JPEG Pro
Photo: Gary Yokoyama, Hamilton Spectator

Lisa Diebel
Hamilton Spectator

Matt Rooney’s dream of playing university football was almost sacked by his appetite for potato chips, cookies and other high-fat treats. By the end of Grade 11, the Carlisle resident was tipping the scales at 325 pounds, making him too heavy to be considered for a university team even though he was a talented high school player.

While some football players weigh well over 300 pounds, they’re also typically very tall. Toronto Argonaut offensive linesman Matt Sewell, for example, is listed on his team’s roster as 6-feet-7 and 322 pounds. Rooney, who is 6-feet-tall, didn’t have the height to support his weight.

Refusing to give up his dream of playing university ball, Rooney made lifestyle changes that included giving up junk food, hiring a personal trainer and working out regularly at the Flamborough Family YMCA.

“I knew that something had to change,” said Rooney. “I had to decide whether to stop playing football or do the work needed to get in shape.”

Rooney visited the YMCA most mornings for a 30 to 40 minute cardio workout using stair climbing or elliptical machines. He also stretched and built strength using free weights and weight machines. In addition to Y workouts, he visited a personal trainer at a home gym.

By the end of high school Rooney had stabilized at 225 pounds and landed what looked like an opportunity to play for the University of Western Ontario’s football team. But a last-minute cut meant he spent the school year living at home instead, working in retail and landscaping jobs.

Losing the opportunity to play university ball was a huge disappointment but Rooney didn’t give up.

“I would tell anyone in that situation to just stay focused on their goal and keep going,” said Rooney, who continued working out during his year at home. This past September he was accepted to Wilfrid Laurier University where he’s a linebacker for the school’s Golden Hawks.

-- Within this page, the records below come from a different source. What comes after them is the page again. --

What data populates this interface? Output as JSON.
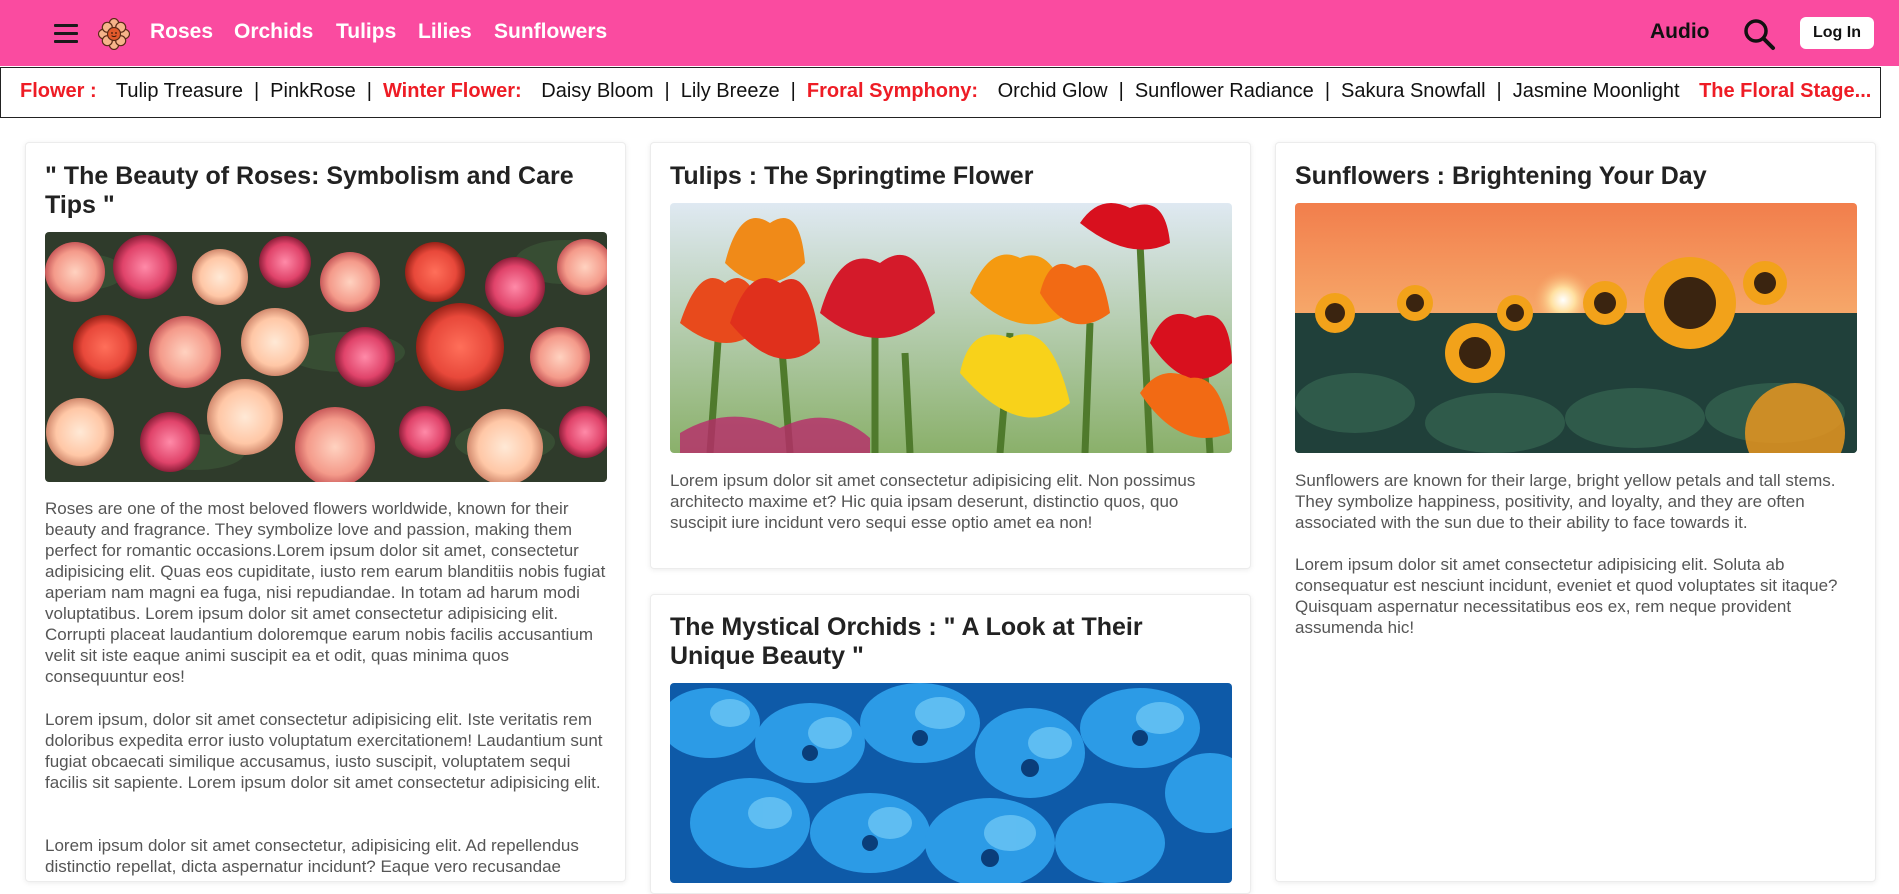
{
  "nav": {
    "links": [
      "Roses",
      "Orchids",
      "Tulips",
      "Lilies",
      "Sunflowers"
    ],
    "audio_label": "Audio",
    "login_label": "Log In",
    "menu_icon": "hamburger-icon",
    "logo_icon": "flower-logo",
    "search_icon": "search-icon"
  },
  "ticker": {
    "cat1": "Flower :",
    "item1": "Tulip Treasure",
    "item2": "PinkRose",
    "cat2": "Winter Flower:",
    "item3": "Daisy Bloom",
    "item4": "Lily Breeze",
    "cat3": "Froral Symphony:",
    "item5": "Orchid Glow",
    "item6": "Sunflower Radiance",
    "item7": "Sakura Snowfall",
    "item8": "Jasmine Moonlight",
    "cat4": "The Floral Stage...",
    "separator": "|"
  },
  "cards": {
    "roses": {
      "title": "\" The Beauty of Roses: Symbolism and Care Tips \"",
      "p1": "Roses are one of the most beloved flowers worldwide, known for their beauty and fragrance. They symbolize love and passion, making them perfect for romantic occasions.Lorem ipsum dolor sit amet, consectetur adipisicing elit. Quas eos cupiditate, iusto rem earum blanditiis nobis fugiat aperiam nam magni ea fuga, nisi repudiandae. In totam ad harum modi voluptatibus. Lorem ipsum dolor sit amet consectetur adipisicing elit. Corrupti placeat laudantium doloremque earum nobis facilis accusantium velit sit iste eaque animi suscipit ea et odit, quas minima quos consequuntur eos!",
      "p2": "Lorem ipsum, dolor sit amet consectetur adipisicing elit. Iste veritatis rem doloribus expedita error iusto voluptatum exercitationem! Laudantium sunt fugiat obcaecati similique accusamus, iusto suscipit, voluptatem sequi facilis sit sapiente. Lorem ipsum dolor sit amet consectetur adipisicing elit.",
      "p3": "Lorem ipsum dolor sit amet consectetur, adipisicing elit. Ad repellendus distinctio repellat, dicta aspernatur incidunt? Eaque vero recusandae"
    },
    "tulips": {
      "title": "Tulips : The Springtime Flower",
      "p1": "Lorem ipsum dolor sit amet consectetur adipisicing elit. Non possimus architecto maxime et? Hic quia ipsam deserunt, distinctio quos, quo suscipit iure incidunt vero sequi esse optio amet ea non!"
    },
    "orchids": {
      "title": "The Mystical Orchids : \" A Look at Their Unique Beauty \""
    },
    "sunflowers": {
      "title": "Sunflowers : Brightening Your Day",
      "p1": "Sunflowers are known for their large, bright yellow petals and tall stems. They symbolize happiness, positivity, and loyalty, and they are often associated with the sun due to their ability to face towards it.",
      "p2": "Lorem ipsum dolor sit amet consectetur adipisicing elit. Soluta ab consequatur est nesciunt incidunt, eveniet et quod voluptates sit itaque? Quisquam aspernatur necessitatibus eos ex, rem neque provident assumenda hic!"
    }
  },
  "colors": {
    "nav_bg": "#fa4ba0",
    "ticker_category": "#ee1c25",
    "body_text": "#555555",
    "title_text": "#222222"
  }
}
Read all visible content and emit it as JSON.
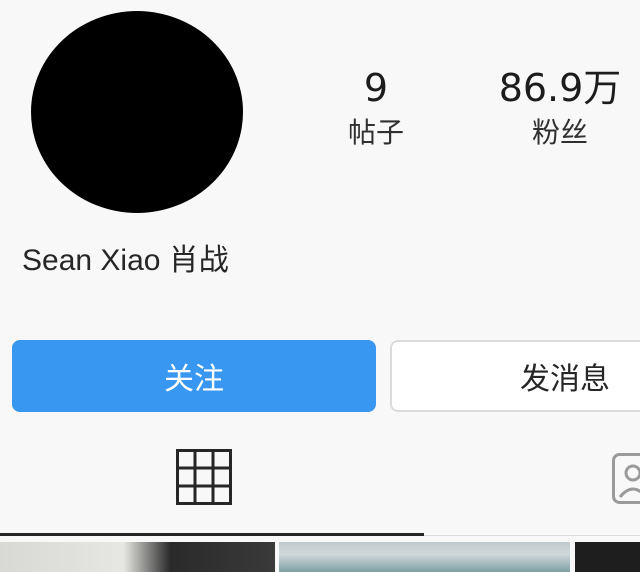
{
  "profile": {
    "username": "Sean Xiao 肖战",
    "avatar_color": "#000000"
  },
  "stats": {
    "posts": {
      "value": "9",
      "label": "帖子"
    },
    "followers": {
      "value": "86.9万",
      "label": "粉丝"
    }
  },
  "actions": {
    "follow_label": "关注",
    "message_label": "发消息",
    "follow_color": "#3897f0"
  },
  "tabs": [
    {
      "icon": "grid-icon",
      "active": true
    },
    {
      "icon": "tagged-person-icon",
      "active": false
    }
  ],
  "posts_preview": [
    "post-thumbnail-1",
    "post-thumbnail-2",
    "post-thumbnail-3"
  ]
}
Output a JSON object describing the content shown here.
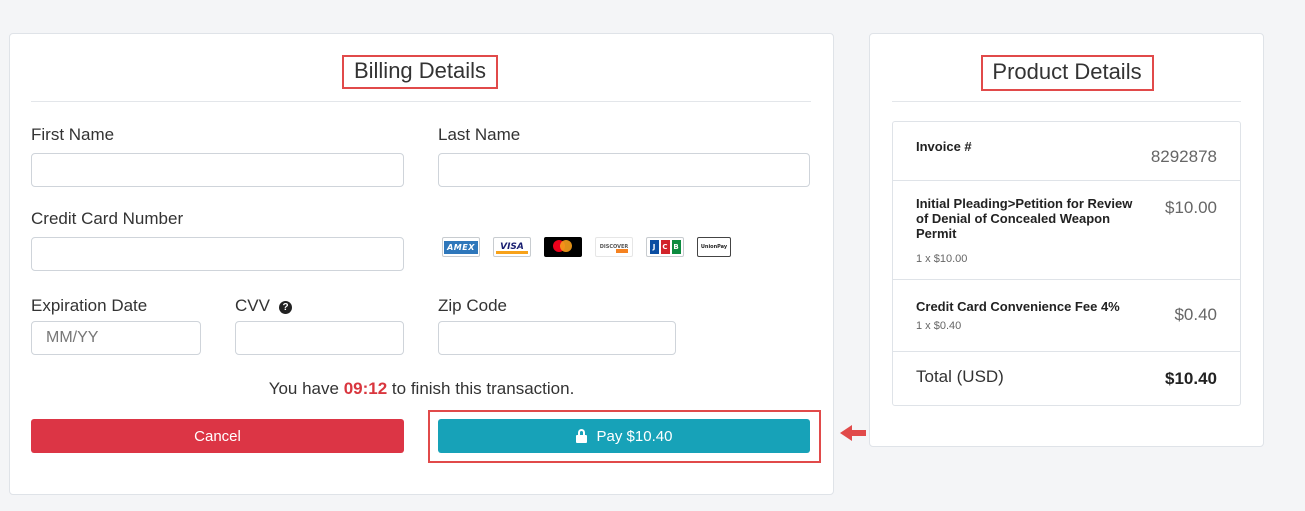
{
  "billing": {
    "title": "Billing Details",
    "first_name_label": "First Name",
    "last_name_label": "Last Name",
    "card_number_label": "Credit Card Number",
    "expiration_label": "Expiration Date",
    "expiration_placeholder": "MM/YY",
    "cvv_label": "CVV",
    "zip_label": "Zip Code",
    "card_brands": [
      "AMEX",
      "VISA",
      "Mastercard",
      "DISCOVER",
      "JCB",
      "UnionPay"
    ],
    "timer_prefix": "You have",
    "timer_value": "09:12",
    "timer_suffix": "to finish this transaction.",
    "cancel_label": "Cancel",
    "pay_label": "Pay $10.40"
  },
  "product": {
    "title": "Product Details",
    "invoice_label": "Invoice #",
    "invoice_number": "8292878",
    "items": [
      {
        "name": "Initial Pleading>Petition for Review of Denial of Concealed Weapon Permit",
        "qty": "1 x $10.00",
        "price": "$10.00"
      },
      {
        "name": "Credit Card Convenience Fee 4%",
        "qty": "1 x $0.40",
        "price": "$0.40"
      }
    ],
    "total_label": "Total (USD)",
    "total_value": "$10.40"
  },
  "colors": {
    "highlight": "#e14a4a",
    "cancel": "#dc3545",
    "pay": "#17a2b8",
    "timer": "#d9363e"
  }
}
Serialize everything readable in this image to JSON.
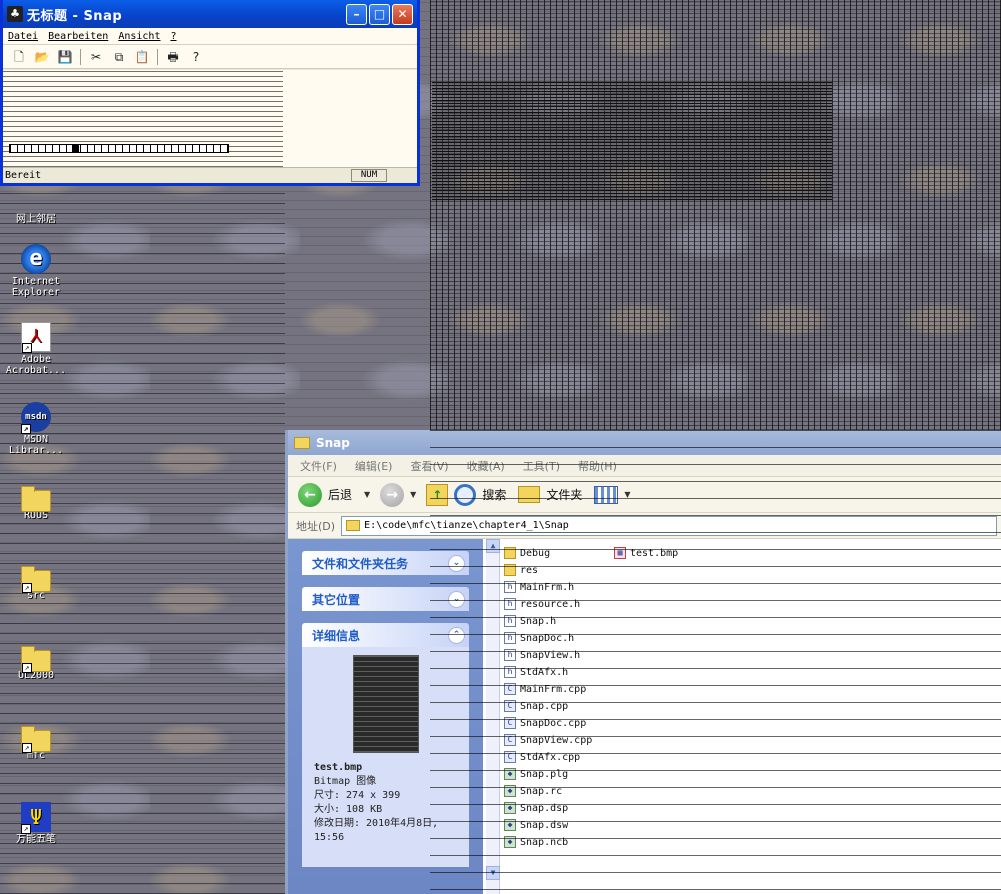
{
  "snap_window": {
    "title": "无标题 - Snap",
    "menu": [
      "Datei",
      "Bearbeiten",
      "Ansicht",
      "?"
    ],
    "toolbar_icons": [
      "new-icon",
      "open-icon",
      "save-icon",
      "cut-icon",
      "copy-icon",
      "paste-icon",
      "print-icon",
      "help-icon"
    ],
    "status_text": "Bereit",
    "status_pane": "NUM"
  },
  "desktop_icons": [
    {
      "label": "网上邻居",
      "icon": "network-icon"
    },
    {
      "label": "Internet Explorer",
      "icon": "ie-icon"
    },
    {
      "label": "Adobe Acrobat...",
      "icon": "acrobat-icon"
    },
    {
      "label": "MSDN Librar...",
      "icon": "msdn-icon"
    },
    {
      "label": "RUUS",
      "icon": "folder-icon"
    },
    {
      "label": "src",
      "icon": "folder-icon"
    },
    {
      "label": "UL2000",
      "icon": "folder-icon"
    },
    {
      "label": "mfc",
      "icon": "folder-icon"
    },
    {
      "label": "万能五笔",
      "icon": "wanneng-icon"
    }
  ],
  "explorer": {
    "title": "Snap",
    "menu": [
      "文件(F)",
      "编辑(E)",
      "查看(V)",
      "收藏(A)",
      "工具(T)",
      "帮助(H)"
    ],
    "toolbar": {
      "back": "后退",
      "search": "搜索",
      "folders": "文件夹"
    },
    "address_label": "地址(D)",
    "address_value": "E:\\code\\mfc\\tianze\\chapter4_1\\Snap",
    "panels": [
      "文件和文件夹任务",
      "其它位置",
      "详细信息"
    ],
    "details": {
      "name": "test.bmp",
      "type": "Bitmap 图像",
      "dimensions": "尺寸: 274 x 399",
      "size": "大小: 108 KB",
      "modified": "修改日期: 2010年4月8日, 15:56"
    },
    "files": [
      {
        "name": "Debug",
        "type": "folder"
      },
      {
        "name": "res",
        "type": "folder"
      },
      {
        "name": "MainFrm.h",
        "type": "h"
      },
      {
        "name": "resource.h",
        "type": "h"
      },
      {
        "name": "Snap.h",
        "type": "h"
      },
      {
        "name": "SnapDoc.h",
        "type": "h"
      },
      {
        "name": "SnapView.h",
        "type": "h"
      },
      {
        "name": "StdAfx.h",
        "type": "h"
      },
      {
        "name": "MainFrm.cpp",
        "type": "cpp"
      },
      {
        "name": "Snap.cpp",
        "type": "cpp"
      },
      {
        "name": "SnapDoc.cpp",
        "type": "cpp"
      },
      {
        "name": "SnapView.cpp",
        "type": "cpp"
      },
      {
        "name": "StdAfx.cpp",
        "type": "cpp"
      },
      {
        "name": "Snap.plg",
        "type": "misc"
      },
      {
        "name": "Snap.rc",
        "type": "misc"
      },
      {
        "name": "Snap.dsp",
        "type": "misc"
      },
      {
        "name": "Snap.dsw",
        "type": "misc"
      },
      {
        "name": "Snap.ncb",
        "type": "misc"
      }
    ],
    "files_col2": [
      {
        "name": "test.bmp",
        "type": "bmp"
      }
    ]
  }
}
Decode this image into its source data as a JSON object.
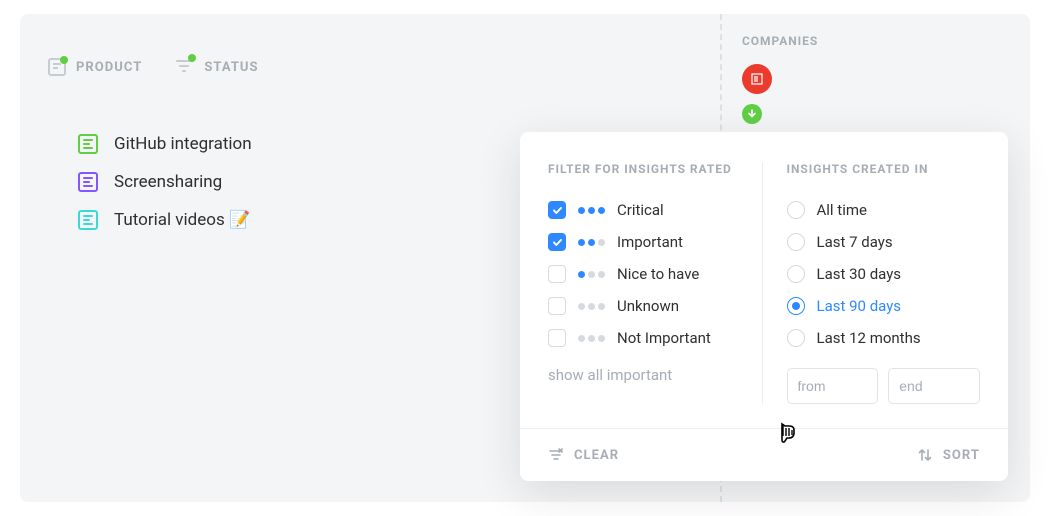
{
  "tabs": {
    "product": "PRODUCT",
    "status": "STATUS"
  },
  "products": [
    {
      "label": "GitHub integration",
      "color": "green"
    },
    {
      "label": "Screensharing",
      "color": "purple"
    },
    {
      "label": "Tutorial videos 📝",
      "color": "teal"
    }
  ],
  "companies": {
    "label": "COMPANIES"
  },
  "filter_panel": {
    "rating_header": "FILTER FOR INSIGHTS RATED",
    "ratings": [
      {
        "label": "Critical",
        "checked": true,
        "dots": 3
      },
      {
        "label": "Important",
        "checked": true,
        "dots": 2
      },
      {
        "label": "Nice to have",
        "checked": false,
        "dots": 1
      },
      {
        "label": "Unknown",
        "checked": false,
        "dots": 0
      },
      {
        "label": "Not Important",
        "checked": false,
        "dots": 0
      }
    ],
    "show_all": "show all important",
    "created_header": "INSIGHTS CREATED IN",
    "ranges": [
      {
        "label": "All time",
        "selected": false
      },
      {
        "label": "Last 7 days",
        "selected": false
      },
      {
        "label": "Last 30 days",
        "selected": false
      },
      {
        "label": "Last 90 days",
        "selected": true
      },
      {
        "label": "Last 12 months",
        "selected": false
      }
    ],
    "from_placeholder": "from",
    "end_placeholder": "end",
    "clear": "CLEAR",
    "sort": "SORT"
  }
}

“Giving up would have been the worst regret of my life,” said Rooney, 20, who’s studying political science. He continues to work out at the YMCA when he’s home for visits. And he gets plenty of exercise during the school year, thanks to a regimented team schedule. Team members start their day at 6 a.m. with a 60 to 90 minute workout, followed by the day’s classes. The team meets again from 4 to 8 p.m. for strategy sessions and practice.

His advice to others who face disappointments as they pursue their dreams? “Keep your head up and don’t get down on yourself.”

That’s great advice, says Genevieve Hladysh, senior regional manager with the YMCA of Hamilton/Burlington/Brantford.

“It’s common for people to hit bumps in the road when it comes to achieving their fitness goals,” says Hladysh. “Try getting back on track as quickly as possible and don’t be afraid to ask for help. Fitness centres like the YMCA have staff with the expertise to help you achieve your goals.”

Leave a Reply

Fill in your details below or click an icon to log in:

WordPress.com Logo

You are commenting using your WordPress.com account. Log Out / Change )

Twitter picture

You are commenting using your Twitter account. Log Out / Change )

Facebook photo

You are commenting using your Facebook account. Log Out / Change )

Google+ photo

You are commenting using your Google+ account. Log Out / Change )

Connecting to %s